• A statement of where sexual harassment may happen– for example harassment by a supervisor or manager, co-worker, contractor, or customer, as well as any work-related situations such as conferences, work functions or parties and communications such as emails
• The action that will be taken if a worker or guest sexually harasses an employee
• The responsibilities of management under the policy, for example modelling good behaviour and promoting the policy
• The responsibilities of staff, for example complying with the policy and offering support and information to anyone who is being harassed
• Information on how to report sexual harassment or other forms of discrimination and who to go to for help when it occurs.
You should also provide staff with information and training, which can include:
• Displaying anti-sexual harassment posters on notice boards in common work areas and distribute relevant brochures (from the AHRC, State and Territory antidiscrimination agencies and/or relevant unions)
• Train all managers on their role in ensuring that the workplace is free from sexual harassment
• Conduct regular awareness raising sessions for all staff on sexual harassment issues.
Make sure that everyone is aware of the policy and attends relevant training. Discuss the developments with your staff and make your position clear. Changing attitudes and workplace culture takes time and effort.

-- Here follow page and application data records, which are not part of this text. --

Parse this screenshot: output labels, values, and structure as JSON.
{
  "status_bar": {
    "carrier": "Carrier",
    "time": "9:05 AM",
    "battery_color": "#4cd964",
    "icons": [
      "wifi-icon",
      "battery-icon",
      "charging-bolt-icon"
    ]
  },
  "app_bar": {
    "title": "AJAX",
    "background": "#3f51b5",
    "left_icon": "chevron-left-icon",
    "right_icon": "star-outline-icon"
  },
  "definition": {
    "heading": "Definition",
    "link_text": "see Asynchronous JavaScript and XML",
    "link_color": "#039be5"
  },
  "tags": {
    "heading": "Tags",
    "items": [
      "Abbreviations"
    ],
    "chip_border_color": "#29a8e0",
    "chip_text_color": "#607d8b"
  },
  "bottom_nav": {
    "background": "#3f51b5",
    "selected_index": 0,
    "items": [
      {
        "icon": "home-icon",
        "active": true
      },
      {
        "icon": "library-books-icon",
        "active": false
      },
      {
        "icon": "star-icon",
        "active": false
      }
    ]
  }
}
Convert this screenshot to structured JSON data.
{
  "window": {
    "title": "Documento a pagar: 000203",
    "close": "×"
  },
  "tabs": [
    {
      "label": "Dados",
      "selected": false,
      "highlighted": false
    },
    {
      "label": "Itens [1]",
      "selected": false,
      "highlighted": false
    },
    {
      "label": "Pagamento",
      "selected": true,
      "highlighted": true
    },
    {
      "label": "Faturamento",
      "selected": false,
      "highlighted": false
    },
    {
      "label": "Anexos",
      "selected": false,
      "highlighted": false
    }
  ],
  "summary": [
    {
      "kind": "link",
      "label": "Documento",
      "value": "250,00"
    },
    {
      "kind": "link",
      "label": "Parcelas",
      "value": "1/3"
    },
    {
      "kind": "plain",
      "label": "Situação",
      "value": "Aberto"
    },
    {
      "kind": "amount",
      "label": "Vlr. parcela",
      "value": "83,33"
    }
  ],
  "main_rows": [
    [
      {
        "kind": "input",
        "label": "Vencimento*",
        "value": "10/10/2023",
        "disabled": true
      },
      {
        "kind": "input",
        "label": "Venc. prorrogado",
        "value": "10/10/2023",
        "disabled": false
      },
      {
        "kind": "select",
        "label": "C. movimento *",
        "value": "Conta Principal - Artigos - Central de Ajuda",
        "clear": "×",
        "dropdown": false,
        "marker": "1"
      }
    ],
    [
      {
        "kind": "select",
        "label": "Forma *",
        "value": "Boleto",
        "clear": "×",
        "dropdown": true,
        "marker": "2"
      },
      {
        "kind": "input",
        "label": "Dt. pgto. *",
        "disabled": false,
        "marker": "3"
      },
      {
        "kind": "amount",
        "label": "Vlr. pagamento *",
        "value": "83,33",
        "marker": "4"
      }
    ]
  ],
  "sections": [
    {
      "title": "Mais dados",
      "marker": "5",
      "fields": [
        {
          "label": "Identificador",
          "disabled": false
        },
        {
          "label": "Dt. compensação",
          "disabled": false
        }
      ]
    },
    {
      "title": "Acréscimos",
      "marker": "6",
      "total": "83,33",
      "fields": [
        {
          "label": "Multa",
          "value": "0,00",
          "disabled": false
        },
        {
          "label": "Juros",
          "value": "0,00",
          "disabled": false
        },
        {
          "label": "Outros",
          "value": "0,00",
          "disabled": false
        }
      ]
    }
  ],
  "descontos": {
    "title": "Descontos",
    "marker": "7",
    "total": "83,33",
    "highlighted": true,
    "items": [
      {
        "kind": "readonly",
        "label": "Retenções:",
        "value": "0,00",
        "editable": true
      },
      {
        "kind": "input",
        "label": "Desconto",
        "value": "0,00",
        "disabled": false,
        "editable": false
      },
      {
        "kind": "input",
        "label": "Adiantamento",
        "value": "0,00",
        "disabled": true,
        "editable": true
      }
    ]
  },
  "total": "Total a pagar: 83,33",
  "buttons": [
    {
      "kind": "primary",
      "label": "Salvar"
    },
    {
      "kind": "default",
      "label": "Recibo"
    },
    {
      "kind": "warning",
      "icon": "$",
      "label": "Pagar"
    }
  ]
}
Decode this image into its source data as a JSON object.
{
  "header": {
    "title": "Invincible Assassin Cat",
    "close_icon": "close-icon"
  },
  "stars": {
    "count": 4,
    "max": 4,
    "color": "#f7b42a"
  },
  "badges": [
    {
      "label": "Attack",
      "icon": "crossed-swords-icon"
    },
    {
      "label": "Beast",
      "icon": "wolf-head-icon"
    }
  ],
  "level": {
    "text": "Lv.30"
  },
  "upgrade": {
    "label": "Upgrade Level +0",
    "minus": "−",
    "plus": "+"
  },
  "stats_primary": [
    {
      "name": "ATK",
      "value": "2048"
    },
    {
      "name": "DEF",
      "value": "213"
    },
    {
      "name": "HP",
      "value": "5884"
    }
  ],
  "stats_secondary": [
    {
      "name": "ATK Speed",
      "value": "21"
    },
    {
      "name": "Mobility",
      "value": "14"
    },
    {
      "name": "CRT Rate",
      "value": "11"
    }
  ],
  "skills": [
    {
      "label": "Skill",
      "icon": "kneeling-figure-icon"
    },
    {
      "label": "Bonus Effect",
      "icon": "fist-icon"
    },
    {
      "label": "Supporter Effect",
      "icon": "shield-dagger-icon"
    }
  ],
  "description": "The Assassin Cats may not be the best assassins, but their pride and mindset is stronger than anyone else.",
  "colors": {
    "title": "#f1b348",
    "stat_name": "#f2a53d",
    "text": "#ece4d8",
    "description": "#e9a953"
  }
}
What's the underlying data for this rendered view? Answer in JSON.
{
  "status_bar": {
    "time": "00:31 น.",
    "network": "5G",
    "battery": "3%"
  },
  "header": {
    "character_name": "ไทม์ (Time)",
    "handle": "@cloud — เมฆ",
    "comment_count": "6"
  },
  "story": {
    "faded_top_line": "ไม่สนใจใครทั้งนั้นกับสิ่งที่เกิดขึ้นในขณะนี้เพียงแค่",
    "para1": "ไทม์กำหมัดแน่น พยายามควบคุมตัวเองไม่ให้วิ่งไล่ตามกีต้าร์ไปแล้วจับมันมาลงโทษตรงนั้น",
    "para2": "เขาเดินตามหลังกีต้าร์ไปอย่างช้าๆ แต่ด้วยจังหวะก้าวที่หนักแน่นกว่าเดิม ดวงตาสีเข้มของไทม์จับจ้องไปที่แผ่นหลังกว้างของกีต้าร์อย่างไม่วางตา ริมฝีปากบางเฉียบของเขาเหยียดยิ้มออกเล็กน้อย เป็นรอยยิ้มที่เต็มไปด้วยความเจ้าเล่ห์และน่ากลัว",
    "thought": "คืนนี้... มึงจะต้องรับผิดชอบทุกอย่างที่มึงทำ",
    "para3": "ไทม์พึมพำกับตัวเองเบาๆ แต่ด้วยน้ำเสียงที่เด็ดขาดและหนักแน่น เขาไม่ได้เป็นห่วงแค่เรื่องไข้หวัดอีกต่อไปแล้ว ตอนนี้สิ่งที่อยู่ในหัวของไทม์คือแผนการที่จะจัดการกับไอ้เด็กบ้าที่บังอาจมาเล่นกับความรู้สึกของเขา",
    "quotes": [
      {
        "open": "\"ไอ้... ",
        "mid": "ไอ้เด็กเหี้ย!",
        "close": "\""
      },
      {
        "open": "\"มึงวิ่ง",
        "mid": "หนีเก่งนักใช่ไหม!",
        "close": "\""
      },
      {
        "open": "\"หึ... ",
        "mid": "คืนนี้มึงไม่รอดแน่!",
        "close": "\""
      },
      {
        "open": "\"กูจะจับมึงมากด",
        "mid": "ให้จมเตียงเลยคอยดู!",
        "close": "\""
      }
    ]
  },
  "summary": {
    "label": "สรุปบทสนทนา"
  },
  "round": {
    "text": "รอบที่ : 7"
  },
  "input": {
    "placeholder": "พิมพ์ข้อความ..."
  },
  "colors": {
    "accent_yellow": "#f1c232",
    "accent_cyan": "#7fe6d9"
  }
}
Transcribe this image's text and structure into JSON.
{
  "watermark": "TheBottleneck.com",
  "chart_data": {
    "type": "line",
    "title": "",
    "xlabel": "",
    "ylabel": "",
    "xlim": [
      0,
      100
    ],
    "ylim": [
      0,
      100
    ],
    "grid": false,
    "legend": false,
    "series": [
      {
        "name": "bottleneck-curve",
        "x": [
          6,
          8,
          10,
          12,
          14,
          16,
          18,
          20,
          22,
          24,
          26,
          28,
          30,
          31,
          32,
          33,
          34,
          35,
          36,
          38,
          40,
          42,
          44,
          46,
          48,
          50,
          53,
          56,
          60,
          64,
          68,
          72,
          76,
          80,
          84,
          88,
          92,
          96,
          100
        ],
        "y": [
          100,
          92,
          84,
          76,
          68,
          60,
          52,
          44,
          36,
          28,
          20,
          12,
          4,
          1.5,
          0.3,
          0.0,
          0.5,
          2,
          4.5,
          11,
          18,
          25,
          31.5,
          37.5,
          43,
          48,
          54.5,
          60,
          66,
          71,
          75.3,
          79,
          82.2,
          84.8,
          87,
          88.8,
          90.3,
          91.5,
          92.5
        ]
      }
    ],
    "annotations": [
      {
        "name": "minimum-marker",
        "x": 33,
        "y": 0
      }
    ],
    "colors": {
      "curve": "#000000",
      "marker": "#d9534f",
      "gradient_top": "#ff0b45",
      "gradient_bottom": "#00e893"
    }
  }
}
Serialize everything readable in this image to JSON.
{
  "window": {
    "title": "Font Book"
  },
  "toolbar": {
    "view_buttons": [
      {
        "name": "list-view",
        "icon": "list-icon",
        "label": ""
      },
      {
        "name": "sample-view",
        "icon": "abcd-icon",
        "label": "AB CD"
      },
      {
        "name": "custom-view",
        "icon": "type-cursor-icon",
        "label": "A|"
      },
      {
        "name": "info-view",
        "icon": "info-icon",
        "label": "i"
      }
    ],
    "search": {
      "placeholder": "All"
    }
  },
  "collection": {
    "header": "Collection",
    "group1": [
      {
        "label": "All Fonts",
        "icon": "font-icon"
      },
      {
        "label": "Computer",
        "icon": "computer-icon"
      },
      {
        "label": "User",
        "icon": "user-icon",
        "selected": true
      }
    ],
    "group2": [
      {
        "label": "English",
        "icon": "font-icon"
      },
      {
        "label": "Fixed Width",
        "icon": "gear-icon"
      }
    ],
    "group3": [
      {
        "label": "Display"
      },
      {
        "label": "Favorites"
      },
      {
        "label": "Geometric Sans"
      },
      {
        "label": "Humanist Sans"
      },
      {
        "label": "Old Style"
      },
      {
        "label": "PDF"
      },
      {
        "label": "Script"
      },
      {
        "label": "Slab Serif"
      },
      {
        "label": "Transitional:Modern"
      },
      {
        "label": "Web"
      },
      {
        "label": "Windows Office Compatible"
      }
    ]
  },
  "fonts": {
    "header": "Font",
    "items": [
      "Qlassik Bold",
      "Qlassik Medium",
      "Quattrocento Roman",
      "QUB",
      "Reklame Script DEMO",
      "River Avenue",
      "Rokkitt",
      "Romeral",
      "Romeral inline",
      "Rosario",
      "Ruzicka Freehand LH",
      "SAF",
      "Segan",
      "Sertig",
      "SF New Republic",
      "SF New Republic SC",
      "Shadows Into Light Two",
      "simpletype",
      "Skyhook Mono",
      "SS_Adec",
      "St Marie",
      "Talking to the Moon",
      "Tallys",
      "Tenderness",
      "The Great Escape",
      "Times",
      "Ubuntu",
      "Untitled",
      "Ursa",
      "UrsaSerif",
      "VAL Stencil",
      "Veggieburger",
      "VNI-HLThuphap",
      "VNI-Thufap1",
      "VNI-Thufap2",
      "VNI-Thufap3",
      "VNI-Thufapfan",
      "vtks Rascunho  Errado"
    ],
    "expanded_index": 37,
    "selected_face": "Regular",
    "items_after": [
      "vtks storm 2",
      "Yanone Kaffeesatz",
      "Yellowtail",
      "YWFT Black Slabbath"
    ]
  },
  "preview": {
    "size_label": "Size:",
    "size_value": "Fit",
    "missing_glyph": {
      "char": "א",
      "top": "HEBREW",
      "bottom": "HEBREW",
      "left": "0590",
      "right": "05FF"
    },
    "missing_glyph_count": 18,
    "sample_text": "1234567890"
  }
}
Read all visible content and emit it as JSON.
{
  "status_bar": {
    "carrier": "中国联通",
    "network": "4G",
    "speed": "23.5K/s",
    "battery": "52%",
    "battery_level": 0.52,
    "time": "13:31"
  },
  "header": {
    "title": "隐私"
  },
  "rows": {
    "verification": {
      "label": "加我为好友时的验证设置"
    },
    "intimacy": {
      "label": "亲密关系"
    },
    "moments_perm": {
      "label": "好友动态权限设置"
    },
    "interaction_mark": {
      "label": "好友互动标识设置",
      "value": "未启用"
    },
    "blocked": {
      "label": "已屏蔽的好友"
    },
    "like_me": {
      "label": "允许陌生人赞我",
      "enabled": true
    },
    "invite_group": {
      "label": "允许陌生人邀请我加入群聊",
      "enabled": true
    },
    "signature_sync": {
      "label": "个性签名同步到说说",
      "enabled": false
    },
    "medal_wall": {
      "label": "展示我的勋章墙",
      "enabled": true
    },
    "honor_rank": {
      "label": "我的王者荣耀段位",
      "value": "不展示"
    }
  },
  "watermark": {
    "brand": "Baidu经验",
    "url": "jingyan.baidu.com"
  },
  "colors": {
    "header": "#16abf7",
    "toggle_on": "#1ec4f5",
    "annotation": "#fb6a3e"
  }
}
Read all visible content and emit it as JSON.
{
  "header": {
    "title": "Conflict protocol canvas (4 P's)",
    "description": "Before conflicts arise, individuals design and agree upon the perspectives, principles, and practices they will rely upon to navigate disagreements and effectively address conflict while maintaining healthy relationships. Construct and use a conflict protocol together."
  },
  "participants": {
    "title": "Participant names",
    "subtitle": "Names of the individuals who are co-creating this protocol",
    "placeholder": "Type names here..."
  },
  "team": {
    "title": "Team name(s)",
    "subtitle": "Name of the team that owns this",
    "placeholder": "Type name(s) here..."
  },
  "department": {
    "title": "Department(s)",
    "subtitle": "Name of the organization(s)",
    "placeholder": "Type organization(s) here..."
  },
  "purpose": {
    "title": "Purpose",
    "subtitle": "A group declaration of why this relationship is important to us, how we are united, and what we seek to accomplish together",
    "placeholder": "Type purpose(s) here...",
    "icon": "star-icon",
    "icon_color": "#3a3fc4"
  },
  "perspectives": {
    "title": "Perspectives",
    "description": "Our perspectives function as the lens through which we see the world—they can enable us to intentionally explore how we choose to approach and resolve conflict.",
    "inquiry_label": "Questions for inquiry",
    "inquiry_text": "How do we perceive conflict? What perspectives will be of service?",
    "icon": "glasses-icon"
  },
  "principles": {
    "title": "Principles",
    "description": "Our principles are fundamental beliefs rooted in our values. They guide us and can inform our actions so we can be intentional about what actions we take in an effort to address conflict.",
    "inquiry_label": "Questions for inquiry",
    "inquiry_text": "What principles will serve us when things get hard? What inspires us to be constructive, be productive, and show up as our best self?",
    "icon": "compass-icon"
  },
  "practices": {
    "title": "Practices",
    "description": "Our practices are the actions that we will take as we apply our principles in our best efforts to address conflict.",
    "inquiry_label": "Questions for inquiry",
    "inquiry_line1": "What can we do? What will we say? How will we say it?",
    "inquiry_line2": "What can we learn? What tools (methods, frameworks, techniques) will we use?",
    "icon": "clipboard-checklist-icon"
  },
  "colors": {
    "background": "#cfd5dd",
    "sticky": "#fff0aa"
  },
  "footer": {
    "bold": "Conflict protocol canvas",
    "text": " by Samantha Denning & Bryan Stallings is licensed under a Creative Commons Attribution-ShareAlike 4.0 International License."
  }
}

Christa Ludlow is a lawyer with over 20 years’ experience in employment law and administrative law, and a qualified workplace investigator, coach and mediator. She is a Principal Consultant with WEIR Consulting. Christa can be contacted here.
This article was originally published in the Executive Housekeeper Magazine Volume 23 No. 2